[App and web page records]

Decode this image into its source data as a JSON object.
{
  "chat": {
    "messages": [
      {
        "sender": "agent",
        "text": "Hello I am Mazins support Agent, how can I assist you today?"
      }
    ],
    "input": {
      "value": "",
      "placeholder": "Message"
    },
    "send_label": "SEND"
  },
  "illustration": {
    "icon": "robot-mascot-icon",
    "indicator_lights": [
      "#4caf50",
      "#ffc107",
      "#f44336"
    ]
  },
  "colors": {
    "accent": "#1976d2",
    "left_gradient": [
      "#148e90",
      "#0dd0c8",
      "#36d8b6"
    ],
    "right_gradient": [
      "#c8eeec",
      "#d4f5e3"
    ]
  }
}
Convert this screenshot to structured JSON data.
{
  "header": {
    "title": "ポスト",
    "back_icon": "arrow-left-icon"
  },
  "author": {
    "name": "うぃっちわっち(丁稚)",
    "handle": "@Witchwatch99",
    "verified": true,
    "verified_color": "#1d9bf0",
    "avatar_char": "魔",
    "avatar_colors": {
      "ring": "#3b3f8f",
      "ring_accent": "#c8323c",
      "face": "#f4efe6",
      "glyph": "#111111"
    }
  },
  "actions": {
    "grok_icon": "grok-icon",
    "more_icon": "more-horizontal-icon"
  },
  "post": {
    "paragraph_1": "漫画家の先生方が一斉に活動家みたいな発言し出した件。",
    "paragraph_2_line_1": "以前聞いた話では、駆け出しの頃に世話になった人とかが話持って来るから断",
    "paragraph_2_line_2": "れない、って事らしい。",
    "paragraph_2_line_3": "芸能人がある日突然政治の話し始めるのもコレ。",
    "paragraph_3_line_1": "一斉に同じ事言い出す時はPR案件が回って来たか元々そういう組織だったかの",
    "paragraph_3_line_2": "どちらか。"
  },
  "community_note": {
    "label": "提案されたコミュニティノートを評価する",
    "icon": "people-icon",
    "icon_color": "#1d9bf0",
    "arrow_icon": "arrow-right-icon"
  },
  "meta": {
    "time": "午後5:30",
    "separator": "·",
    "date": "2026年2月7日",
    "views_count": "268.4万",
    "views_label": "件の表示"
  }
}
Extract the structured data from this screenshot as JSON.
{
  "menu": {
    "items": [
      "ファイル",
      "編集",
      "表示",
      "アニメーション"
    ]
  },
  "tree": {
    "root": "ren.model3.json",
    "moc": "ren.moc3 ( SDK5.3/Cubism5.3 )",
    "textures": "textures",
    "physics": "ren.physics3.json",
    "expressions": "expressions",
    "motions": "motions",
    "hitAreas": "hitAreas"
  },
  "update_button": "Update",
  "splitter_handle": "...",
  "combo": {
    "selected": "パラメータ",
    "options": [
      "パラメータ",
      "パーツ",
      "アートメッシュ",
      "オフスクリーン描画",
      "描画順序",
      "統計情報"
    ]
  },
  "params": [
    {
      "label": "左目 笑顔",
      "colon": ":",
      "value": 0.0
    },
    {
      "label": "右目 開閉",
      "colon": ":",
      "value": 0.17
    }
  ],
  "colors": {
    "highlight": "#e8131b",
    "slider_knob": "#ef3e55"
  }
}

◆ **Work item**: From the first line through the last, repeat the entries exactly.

◆ **Solution for this problem**:
Decode this image into its source data as a JSON object.
{
  "chat": {
    "messages": [
      {
        "sender": "agent",
        "text": "Hello I am Mazins support Agent, how can I assist you today?"
      }
    ],
    "input": {
      "value": "",
      "placeholder": "Message"
    },
    "send_label": "SEND"
  },
  "illustration": {
    "icon": "robot-mascot-icon",
    "indicator_lights": [
      "#4caf50",
      "#ffc107",
      "#f44336"
    ]
  },
  "colors": {
    "accent": "#1976d2",
    "left_gradient": [
      "#148e90",
      "#0dd0c8",
      "#36d8b6"
    ],
    "right_gradient": [
      "#c8eeec",
      "#d4f5e3"
    ]
  }
}
Convert this screenshot to structured JSON data.
{
  "header": {
    "title": "ポスト",
    "back_icon": "arrow-left-icon"
  },
  "author": {
    "name": "うぃっちわっち(丁稚)",
    "handle": "@Witchwatch99",
    "verified": true,
    "verified_color": "#1d9bf0",
    "avatar_char": "魔",
    "avatar_colors": {
      "ring": "#3b3f8f",
      "ring_accent": "#c8323c",
      "face": "#f4efe6",
      "glyph": "#111111"
    }
  },
  "actions": {
    "grok_icon": "grok-icon",
    "more_icon": "more-horizontal-icon"
  },
  "post": {
    "paragraph_1": "漫画家の先生方が一斉に活動家みたいな発言し出した件。",
    "paragraph_2_line_1": "以前聞いた話では、駆け出しの頃に世話になった人とかが話持って来るから断",
    "paragraph_2_line_2": "れない、って事らしい。",
    "paragraph_2_line_3": "芸能人がある日突然政治の話し始めるのもコレ。",
    "paragraph_3_line_1": "一斉に同じ事言い出す時はPR案件が回って来たか元々そういう組織だったかの",
    "paragraph_3_line_2": "どちらか。"
  },
  "community_note": {
    "label": "提案されたコミュニティノートを評価する",
    "icon": "people-icon",
    "icon_color": "#1d9bf0",
    "arrow_icon": "arrow-right-icon"
  },
  "meta": {
    "time": "午後5:30",
    "separator": "·",
    "date": "2026年2月7日",
    "views_count": "268.4万",
    "views_label": "件の表示"
  }
}
Extract the structured data from this screenshot as JSON.
{
  "menu": {
    "items": [
      "ファイル",
      "編集",
      "表示",
      "アニメーション"
    ]
  },
  "tree": {
    "root": "ren.model3.json",
    "moc": "ren.moc3 ( SDK5.3/Cubism5.3 )",
    "textures": "textures",
    "physics": "ren.physics3.json",
    "expressions": "expressions",
    "motions": "motions",
    "hitAreas": "hitAreas"
  },
  "update_button": "Update",
  "splitter_handle": "...",
  "combo": {
    "selected": "パラメータ",
    "options": [
      "パラメータ",
      "パーツ",
      "アートメッシュ",
      "オフスクリーン描画",
      "描画順序",
      "統計情報"
    ]
  },
  "params": [
    {
      "label": "左目 笑顔",
      "colon": ":",
      "value": 0.0
    },
    {
      "label": "右目 開閉",
      "colon": ":",
      "value": 0.17
    }
  ],
  "colors": {
    "highlight": "#e8131b",
    "slider_knob": "#ef3e55"
  }
}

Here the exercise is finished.